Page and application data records
▼▼▼

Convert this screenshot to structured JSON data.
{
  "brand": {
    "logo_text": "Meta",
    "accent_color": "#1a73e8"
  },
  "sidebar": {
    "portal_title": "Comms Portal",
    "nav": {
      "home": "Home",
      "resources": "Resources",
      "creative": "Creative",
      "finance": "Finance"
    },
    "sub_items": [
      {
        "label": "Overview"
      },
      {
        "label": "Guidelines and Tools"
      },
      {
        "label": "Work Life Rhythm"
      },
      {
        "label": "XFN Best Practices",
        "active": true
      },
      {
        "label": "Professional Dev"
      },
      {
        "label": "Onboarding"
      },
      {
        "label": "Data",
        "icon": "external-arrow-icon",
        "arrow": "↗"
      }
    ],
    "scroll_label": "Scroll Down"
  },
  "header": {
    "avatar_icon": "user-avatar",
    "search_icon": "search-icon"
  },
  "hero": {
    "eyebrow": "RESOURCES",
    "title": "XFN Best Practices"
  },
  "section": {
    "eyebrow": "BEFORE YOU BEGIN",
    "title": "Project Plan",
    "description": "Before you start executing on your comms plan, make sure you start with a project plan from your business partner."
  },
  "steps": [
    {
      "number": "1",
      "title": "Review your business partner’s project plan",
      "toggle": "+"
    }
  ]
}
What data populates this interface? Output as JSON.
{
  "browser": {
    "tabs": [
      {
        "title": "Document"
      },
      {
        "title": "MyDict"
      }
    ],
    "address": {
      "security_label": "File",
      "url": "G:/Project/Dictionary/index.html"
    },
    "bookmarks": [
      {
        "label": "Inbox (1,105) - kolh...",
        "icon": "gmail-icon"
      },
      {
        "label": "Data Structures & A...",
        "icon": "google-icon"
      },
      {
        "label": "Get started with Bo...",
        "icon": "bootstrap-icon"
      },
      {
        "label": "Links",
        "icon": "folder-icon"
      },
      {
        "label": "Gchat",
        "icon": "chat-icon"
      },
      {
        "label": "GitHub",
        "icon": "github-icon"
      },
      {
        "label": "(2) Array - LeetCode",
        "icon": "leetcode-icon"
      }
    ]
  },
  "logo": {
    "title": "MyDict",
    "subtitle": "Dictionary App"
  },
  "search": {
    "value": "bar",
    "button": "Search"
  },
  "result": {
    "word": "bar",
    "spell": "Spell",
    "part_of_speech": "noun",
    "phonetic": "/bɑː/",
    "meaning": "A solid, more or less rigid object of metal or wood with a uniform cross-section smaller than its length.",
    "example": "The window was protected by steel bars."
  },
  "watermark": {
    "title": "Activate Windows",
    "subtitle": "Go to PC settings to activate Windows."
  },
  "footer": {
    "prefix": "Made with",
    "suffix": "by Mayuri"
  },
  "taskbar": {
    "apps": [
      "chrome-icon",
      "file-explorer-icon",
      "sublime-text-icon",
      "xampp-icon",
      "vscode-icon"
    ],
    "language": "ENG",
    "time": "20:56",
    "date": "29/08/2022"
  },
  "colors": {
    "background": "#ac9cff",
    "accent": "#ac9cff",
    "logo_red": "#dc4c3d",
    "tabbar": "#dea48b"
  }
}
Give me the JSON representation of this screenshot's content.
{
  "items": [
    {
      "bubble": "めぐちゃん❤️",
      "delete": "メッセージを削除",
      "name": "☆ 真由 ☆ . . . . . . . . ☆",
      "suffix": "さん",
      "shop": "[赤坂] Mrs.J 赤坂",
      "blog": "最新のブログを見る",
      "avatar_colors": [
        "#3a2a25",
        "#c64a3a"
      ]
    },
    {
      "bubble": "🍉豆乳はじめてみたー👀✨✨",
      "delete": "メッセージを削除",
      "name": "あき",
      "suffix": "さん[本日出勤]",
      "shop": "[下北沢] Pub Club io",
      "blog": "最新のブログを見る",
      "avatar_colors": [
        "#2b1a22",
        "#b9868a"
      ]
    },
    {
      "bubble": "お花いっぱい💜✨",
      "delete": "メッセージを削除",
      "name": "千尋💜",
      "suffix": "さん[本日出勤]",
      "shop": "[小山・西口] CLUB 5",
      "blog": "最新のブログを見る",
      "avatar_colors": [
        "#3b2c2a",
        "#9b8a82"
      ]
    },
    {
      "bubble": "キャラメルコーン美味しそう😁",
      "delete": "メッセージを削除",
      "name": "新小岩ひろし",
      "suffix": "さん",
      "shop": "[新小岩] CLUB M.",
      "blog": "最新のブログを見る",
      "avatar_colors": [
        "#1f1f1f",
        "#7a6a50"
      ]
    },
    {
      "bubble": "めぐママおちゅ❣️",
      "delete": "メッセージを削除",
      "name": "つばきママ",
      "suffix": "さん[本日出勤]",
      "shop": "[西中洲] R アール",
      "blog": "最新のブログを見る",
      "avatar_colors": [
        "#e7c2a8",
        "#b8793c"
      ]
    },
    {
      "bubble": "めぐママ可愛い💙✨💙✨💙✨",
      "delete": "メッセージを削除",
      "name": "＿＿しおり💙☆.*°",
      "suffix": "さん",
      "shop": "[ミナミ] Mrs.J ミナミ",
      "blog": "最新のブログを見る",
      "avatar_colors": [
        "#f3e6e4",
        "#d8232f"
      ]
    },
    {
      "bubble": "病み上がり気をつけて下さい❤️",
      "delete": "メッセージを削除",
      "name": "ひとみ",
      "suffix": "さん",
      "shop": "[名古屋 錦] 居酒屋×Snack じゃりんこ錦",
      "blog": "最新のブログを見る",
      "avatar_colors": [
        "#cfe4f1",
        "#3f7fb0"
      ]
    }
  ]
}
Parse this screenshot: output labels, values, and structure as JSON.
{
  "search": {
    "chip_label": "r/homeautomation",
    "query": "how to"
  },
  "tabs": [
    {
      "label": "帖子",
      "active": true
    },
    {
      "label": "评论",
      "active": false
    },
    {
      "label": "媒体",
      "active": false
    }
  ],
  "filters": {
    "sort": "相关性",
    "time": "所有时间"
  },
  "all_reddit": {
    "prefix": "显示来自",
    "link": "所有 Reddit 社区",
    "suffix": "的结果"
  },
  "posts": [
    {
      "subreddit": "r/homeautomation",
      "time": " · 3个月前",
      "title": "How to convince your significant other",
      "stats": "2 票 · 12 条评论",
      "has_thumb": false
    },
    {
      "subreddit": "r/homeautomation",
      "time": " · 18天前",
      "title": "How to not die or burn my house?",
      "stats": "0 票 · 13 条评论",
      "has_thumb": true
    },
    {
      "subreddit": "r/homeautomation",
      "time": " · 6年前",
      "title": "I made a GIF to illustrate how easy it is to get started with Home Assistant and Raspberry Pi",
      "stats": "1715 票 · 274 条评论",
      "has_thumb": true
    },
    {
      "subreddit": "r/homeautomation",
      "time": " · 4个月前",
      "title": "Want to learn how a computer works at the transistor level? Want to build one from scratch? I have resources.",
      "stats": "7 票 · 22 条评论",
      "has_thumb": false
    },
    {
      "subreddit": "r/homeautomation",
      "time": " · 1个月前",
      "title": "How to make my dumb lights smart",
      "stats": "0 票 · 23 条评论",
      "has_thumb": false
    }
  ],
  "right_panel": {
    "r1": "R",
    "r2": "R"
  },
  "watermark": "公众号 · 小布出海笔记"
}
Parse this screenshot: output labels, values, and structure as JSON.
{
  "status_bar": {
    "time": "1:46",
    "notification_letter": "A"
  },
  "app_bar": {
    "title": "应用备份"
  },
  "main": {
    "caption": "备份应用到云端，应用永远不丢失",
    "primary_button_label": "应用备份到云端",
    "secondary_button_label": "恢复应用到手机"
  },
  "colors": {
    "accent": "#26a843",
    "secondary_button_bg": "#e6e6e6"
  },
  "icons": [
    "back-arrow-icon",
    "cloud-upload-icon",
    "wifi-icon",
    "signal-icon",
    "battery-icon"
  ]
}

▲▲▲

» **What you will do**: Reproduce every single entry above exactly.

» **Task response**:
Convert this screenshot to structured JSON data.
{
  "brand": {
    "logo_text": "Meta",
    "accent_color": "#1a73e8"
  },
  "sidebar": {
    "portal_title": "Comms Portal",
    "nav": {
      "home": "Home",
      "resources": "Resources",
      "creative": "Creative",
      "finance": "Finance"
    },
    "sub_items": [
      {
        "label": "Overview"
      },
      {
        "label": "Guidelines and Tools"
      },
      {
        "label": "Work Life Rhythm"
      },
      {
        "label": "XFN Best Practices",
        "active": true
      },
      {
        "label": "Professional Dev"
      },
      {
        "label": "Onboarding"
      },
      {
        "label": "Data",
        "icon": "external-arrow-icon",
        "arrow": "↗"
      }
    ],
    "scroll_label": "Scroll Down"
  },
  "header": {
    "avatar_icon": "user-avatar",
    "search_icon": "search-icon"
  },
  "hero": {
    "eyebrow": "RESOURCES",
    "title": "XFN Best Practices"
  },
  "section": {
    "eyebrow": "BEFORE YOU BEGIN",
    "title": "Project Plan",
    "description": "Before you start executing on your comms plan, make sure you start with a project plan from your business partner."
  },
  "steps": [
    {
      "number": "1",
      "title": "Review your business partner’s project plan",
      "toggle": "+"
    }
  ]
}
What data populates this interface? Output as JSON.
{
  "browser": {
    "tabs": [
      {
        "title": "Document"
      },
      {
        "title": "MyDict"
      }
    ],
    "address": {
      "security_label": "File",
      "url": "G:/Project/Dictionary/index.html"
    },
    "bookmarks": [
      {
        "label": "Inbox (1,105) - kolh...",
        "icon": "gmail-icon"
      },
      {
        "label": "Data Structures & A...",
        "icon": "google-icon"
      },
      {
        "label": "Get started with Bo...",
        "icon": "bootstrap-icon"
      },
      {
        "label": "Links",
        "icon": "folder-icon"
      },
      {
        "label": "Gchat",
        "icon": "chat-icon"
      },
      {
        "label": "GitHub",
        "icon": "github-icon"
      },
      {
        "label": "(2) Array - LeetCode",
        "icon": "leetcode-icon"
      }
    ]
  },
  "logo": {
    "title": "MyDict",
    "subtitle": "Dictionary App"
  },
  "search": {
    "value": "bar",
    "button": "Search"
  },
  "result": {
    "word": "bar",
    "spell": "Spell",
    "part_of_speech": "noun",
    "phonetic": "/bɑː/",
    "meaning": "A solid, more or less rigid object of metal or wood with a uniform cross-section smaller than its length.",
    "example": "The window was protected by steel bars."
  },
  "watermark": {
    "title": "Activate Windows",
    "subtitle": "Go to PC settings to activate Windows."
  },
  "footer": {
    "prefix": "Made with",
    "suffix": "by Mayuri"
  },
  "taskbar": {
    "apps": [
      "chrome-icon",
      "file-explorer-icon",
      "sublime-text-icon",
      "xampp-icon",
      "vscode-icon"
    ],
    "language": "ENG",
    "time": "20:56",
    "date": "29/08/2022"
  },
  "colors": {
    "background": "#ac9cff",
    "accent": "#ac9cff",
    "logo_red": "#dc4c3d",
    "tabbar": "#dea48b"
  }
}
Give me the JSON representation of this screenshot's content.
{
  "items": [
    {
      "bubble": "めぐちゃん❤️",
      "delete": "メッセージを削除",
      "name": "☆ 真由 ☆ . . . . . . . . ☆",
      "suffix": "さん",
      "shop": "[赤坂] Mrs.J 赤坂",
      "blog": "最新のブログを見る",
      "avatar_colors": [
        "#3a2a25",
        "#c64a3a"
      ]
    },
    {
      "bubble": "🍉豆乳はじめてみたー👀✨✨",
      "delete": "メッセージを削除",
      "name": "あき",
      "suffix": "さん[本日出勤]",
      "shop": "[下北沢] Pub Club io",
      "blog": "最新のブログを見る",
      "avatar_colors": [
        "#2b1a22",
        "#b9868a"
      ]
    },
    {
      "bubble": "お花いっぱい💜✨",
      "delete": "メッセージを削除",
      "name": "千尋💜",
      "suffix": "さん[本日出勤]",
      "shop": "[小山・西口] CLUB 5",
      "blog": "最新のブログを見る",
      "avatar_colors": [
        "#3b2c2a",
        "#9b8a82"
      ]
    },
    {
      "bubble": "キャラメルコーン美味しそう😁",
      "delete": "メッセージを削除",
      "name": "新小岩ひろし",
      "suffix": "さん",
      "shop": "[新小岩] CLUB M.",
      "blog": "最新のブログを見る",
      "avatar_colors": [
        "#1f1f1f",
        "#7a6a50"
      ]
    },
    {
      "bubble": "めぐママおちゅ❣️",
      "delete": "メッセージを削除",
      "name": "つばきママ",
      "suffix": "さん[本日出勤]",
      "shop": "[西中洲] R アール",
      "blog": "最新のブログを見る",
      "avatar_colors": [
        "#e7c2a8",
        "#b8793c"
      ]
    },
    {
      "bubble": "めぐママ可愛い💙✨💙✨💙✨",
      "delete": "メッセージを削除",
      "name": "＿＿しおり💙☆.*°",
      "suffix": "さん",
      "shop": "[ミナミ] Mrs.J ミナミ",
      "blog": "最新のブログを見る",
      "avatar_colors": [
        "#f3e6e4",
        "#d8232f"
      ]
    },
    {
      "bubble": "病み上がり気をつけて下さい❤️",
      "delete": "メッセージを削除",
      "name": "ひとみ",
      "suffix": "さん",
      "shop": "[名古屋 錦] 居酒屋×Snack じゃりんこ錦",
      "blog": "最新のブログを見る",
      "avatar_colors": [
        "#cfe4f1",
        "#3f7fb0"
      ]
    }
  ]
}
Parse this screenshot: output labels, values, and structure as JSON.
{
  "search": {
    "chip_label": "r/homeautomation",
    "query": "how to"
  },
  "tabs": [
    {
      "label": "帖子",
      "active": true
    },
    {
      "label": "评论",
      "active": false
    },
    {
      "label": "媒体",
      "active": false
    }
  ],
  "filters": {
    "sort": "相关性",
    "time": "所有时间"
  },
  "all_reddit": {
    "prefix": "显示来自",
    "link": "所有 Reddit 社区",
    "suffix": "的结果"
  },
  "posts": [
    {
      "subreddit": "r/homeautomation",
      "time": " · 3个月前",
      "title": "How to convince your significant other",
      "stats": "2 票 · 12 条评论",
      "has_thumb": false
    },
    {
      "subreddit": "r/homeautomation",
      "time": " · 18天前",
      "title": "How to not die or burn my house?",
      "stats": "0 票 · 13 条评论",
      "has_thumb": true
    },
    {
      "subreddit": "r/homeautomation",
      "time": " · 6年前",
      "title": "I made a GIF to illustrate how easy it is to get started with Home Assistant and Raspberry Pi",
      "stats": "1715 票 · 274 条评论",
      "has_thumb": true
    },
    {
      "subreddit": "r/homeautomation",
      "time": " · 4个月前",
      "title": "Want to learn how a computer works at the transistor level? Want to build one from scratch? I have resources.",
      "stats": "7 票 · 22 条评论",
      "has_thumb": false
    },
    {
      "subreddit": "r/homeautomation",
      "time": " · 1个月前",
      "title": "How to make my dumb lights smart",
      "stats": "0 票 · 23 条评论",
      "has_thumb": false
    }
  ],
  "right_panel": {
    "r1": "R",
    "r2": "R"
  },
  "watermark": "公众号 · 小布出海笔记"
}
Parse this screenshot: output labels, values, and structure as JSON.
{
  "status_bar": {
    "time": "1:46",
    "notification_letter": "A"
  },
  "app_bar": {
    "title": "应用备份"
  },
  "main": {
    "caption": "备份应用到云端，应用永远不丢失",
    "primary_button_label": "应用备份到云端",
    "secondary_button_label": "恢复应用到手机"
  },
  "colors": {
    "accent": "#26a843",
    "secondary_button_bg": "#e6e6e6"
  },
  "icons": [
    "back-arrow-icon",
    "cloud-upload-icon",
    "wifi-icon",
    "signal-icon",
    "battery-icon"
  ]
}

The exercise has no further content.